++++ Data provided

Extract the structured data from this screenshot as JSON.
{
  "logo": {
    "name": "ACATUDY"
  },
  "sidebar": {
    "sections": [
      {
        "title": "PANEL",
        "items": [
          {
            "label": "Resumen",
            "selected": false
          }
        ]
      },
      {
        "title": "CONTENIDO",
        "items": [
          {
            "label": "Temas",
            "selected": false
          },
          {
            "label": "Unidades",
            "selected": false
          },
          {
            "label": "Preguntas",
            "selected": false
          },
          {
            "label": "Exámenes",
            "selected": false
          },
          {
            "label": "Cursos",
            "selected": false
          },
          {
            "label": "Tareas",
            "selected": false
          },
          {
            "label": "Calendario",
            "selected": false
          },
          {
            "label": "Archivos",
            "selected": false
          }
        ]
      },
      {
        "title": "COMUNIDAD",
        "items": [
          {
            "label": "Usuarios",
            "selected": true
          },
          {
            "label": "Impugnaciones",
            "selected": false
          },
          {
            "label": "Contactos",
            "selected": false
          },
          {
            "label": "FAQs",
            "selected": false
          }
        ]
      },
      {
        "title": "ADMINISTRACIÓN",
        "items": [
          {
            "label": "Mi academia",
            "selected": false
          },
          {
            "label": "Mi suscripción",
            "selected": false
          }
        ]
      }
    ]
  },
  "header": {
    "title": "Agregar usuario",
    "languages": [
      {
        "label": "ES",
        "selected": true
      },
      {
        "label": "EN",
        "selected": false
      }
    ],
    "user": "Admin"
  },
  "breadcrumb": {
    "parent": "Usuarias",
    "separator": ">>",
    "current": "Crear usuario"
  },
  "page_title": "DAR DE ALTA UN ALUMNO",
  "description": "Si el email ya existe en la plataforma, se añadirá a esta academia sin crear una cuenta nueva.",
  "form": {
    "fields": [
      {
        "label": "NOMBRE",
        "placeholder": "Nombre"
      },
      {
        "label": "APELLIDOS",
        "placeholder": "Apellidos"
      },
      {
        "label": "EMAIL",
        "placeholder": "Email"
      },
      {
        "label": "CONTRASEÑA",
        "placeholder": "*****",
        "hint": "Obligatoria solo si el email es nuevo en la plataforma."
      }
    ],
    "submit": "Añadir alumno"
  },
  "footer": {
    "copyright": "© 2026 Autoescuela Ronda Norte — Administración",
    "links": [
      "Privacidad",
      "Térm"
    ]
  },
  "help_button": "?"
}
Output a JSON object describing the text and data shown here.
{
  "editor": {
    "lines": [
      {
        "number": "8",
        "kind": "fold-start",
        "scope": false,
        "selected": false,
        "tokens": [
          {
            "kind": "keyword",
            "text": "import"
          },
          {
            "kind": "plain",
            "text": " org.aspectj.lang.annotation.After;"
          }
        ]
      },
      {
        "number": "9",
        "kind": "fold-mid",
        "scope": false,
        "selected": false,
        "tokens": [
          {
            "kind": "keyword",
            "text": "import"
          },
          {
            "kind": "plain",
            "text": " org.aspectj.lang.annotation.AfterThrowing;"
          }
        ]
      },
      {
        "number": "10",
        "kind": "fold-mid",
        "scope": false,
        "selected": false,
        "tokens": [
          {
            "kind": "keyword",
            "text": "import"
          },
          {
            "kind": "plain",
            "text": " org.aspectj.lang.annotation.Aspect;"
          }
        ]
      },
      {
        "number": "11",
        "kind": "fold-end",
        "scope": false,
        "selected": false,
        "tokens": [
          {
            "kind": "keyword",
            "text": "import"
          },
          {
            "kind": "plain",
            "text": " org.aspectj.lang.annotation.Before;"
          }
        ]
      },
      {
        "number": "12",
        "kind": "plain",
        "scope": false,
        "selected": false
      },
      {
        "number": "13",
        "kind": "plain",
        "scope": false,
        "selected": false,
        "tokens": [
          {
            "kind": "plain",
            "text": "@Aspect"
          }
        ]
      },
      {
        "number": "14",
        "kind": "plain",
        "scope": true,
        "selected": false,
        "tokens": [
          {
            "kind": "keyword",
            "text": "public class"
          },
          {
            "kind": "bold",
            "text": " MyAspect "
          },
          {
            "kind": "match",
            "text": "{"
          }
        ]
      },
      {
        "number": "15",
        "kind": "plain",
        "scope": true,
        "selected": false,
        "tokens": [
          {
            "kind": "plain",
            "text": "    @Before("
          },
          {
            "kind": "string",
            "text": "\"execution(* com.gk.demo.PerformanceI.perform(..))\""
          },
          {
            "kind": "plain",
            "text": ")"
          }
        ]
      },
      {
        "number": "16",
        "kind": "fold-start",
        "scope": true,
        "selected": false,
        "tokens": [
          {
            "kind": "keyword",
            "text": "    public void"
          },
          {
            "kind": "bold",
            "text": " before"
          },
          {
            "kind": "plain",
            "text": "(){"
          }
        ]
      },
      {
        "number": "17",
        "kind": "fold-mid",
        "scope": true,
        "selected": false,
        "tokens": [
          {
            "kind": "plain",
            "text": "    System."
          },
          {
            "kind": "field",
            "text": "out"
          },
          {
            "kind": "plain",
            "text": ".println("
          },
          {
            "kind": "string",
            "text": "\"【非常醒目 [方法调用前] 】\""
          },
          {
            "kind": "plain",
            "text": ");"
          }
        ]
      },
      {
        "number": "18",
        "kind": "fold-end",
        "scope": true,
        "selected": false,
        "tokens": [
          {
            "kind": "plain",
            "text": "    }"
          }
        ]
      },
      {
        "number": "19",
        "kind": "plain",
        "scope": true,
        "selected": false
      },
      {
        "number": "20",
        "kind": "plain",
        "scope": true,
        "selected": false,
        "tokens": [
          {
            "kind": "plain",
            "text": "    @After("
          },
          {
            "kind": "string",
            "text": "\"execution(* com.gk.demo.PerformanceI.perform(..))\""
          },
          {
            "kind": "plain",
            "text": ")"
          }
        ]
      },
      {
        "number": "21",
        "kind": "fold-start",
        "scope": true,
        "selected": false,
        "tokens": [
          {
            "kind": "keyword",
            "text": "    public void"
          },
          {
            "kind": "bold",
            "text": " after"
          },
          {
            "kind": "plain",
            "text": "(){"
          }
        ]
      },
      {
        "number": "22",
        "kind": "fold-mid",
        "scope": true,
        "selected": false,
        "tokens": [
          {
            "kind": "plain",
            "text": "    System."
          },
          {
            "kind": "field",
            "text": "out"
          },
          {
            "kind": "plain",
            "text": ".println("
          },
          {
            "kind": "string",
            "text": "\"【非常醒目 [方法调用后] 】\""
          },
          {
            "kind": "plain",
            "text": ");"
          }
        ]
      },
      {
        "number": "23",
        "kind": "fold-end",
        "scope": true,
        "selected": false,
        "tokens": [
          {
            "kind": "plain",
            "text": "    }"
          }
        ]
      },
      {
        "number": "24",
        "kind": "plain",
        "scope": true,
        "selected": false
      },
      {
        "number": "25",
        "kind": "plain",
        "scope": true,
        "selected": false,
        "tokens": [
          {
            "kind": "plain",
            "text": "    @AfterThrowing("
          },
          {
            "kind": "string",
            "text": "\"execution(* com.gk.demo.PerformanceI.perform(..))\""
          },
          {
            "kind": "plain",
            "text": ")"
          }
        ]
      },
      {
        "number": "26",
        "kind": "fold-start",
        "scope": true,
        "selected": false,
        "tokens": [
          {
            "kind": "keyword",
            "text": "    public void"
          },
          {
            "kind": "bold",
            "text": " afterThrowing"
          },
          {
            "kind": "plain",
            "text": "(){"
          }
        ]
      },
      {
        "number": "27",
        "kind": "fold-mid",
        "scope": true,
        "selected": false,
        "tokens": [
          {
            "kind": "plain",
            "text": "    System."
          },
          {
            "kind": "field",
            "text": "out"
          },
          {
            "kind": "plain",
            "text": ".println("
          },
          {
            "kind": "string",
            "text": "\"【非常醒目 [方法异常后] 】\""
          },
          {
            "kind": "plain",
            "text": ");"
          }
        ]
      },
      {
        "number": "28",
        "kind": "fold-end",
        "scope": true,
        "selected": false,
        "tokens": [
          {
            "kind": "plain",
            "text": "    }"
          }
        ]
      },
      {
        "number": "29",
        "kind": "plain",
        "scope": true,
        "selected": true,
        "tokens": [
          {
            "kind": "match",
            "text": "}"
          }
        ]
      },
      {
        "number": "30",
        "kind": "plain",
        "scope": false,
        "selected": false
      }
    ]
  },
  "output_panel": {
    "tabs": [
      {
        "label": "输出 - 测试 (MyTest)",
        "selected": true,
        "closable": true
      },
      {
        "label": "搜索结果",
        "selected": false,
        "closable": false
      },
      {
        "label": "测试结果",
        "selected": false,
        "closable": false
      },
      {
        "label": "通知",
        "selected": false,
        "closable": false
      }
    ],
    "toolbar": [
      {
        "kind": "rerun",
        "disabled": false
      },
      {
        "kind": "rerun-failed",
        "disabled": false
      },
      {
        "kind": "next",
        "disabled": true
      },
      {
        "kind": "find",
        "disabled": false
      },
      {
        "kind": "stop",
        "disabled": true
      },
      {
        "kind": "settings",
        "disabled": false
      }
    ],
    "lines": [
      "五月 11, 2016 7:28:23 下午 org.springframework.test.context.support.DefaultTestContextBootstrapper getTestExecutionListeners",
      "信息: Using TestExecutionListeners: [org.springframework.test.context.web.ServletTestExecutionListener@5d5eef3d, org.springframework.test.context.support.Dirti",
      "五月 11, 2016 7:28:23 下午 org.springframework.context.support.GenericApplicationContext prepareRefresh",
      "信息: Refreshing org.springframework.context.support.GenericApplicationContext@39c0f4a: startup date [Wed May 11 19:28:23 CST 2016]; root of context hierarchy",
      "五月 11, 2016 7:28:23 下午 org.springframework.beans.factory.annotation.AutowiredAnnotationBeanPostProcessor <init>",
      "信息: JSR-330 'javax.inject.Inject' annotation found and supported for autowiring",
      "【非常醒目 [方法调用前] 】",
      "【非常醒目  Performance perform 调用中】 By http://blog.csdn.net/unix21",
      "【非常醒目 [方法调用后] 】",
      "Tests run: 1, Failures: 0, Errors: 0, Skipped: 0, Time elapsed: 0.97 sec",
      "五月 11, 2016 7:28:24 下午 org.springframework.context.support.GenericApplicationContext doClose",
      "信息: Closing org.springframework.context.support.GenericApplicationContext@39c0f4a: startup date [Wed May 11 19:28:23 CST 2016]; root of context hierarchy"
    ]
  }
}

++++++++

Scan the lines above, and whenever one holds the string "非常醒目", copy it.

            "text": "\"【非常醒目 [方法调用前] 】\""
            "text": "\"【非常醒目 [方法调用后] 】\""
            "text": "\"【非常醒目 [方法异常后] 】\""
      "【非常醒目 [方法调用前] 】",
      "【非常醒目  Performance perform 调用中】 By http://blog.csdn.net/unix21",
      "【非常醒目 [方法调用后] 】",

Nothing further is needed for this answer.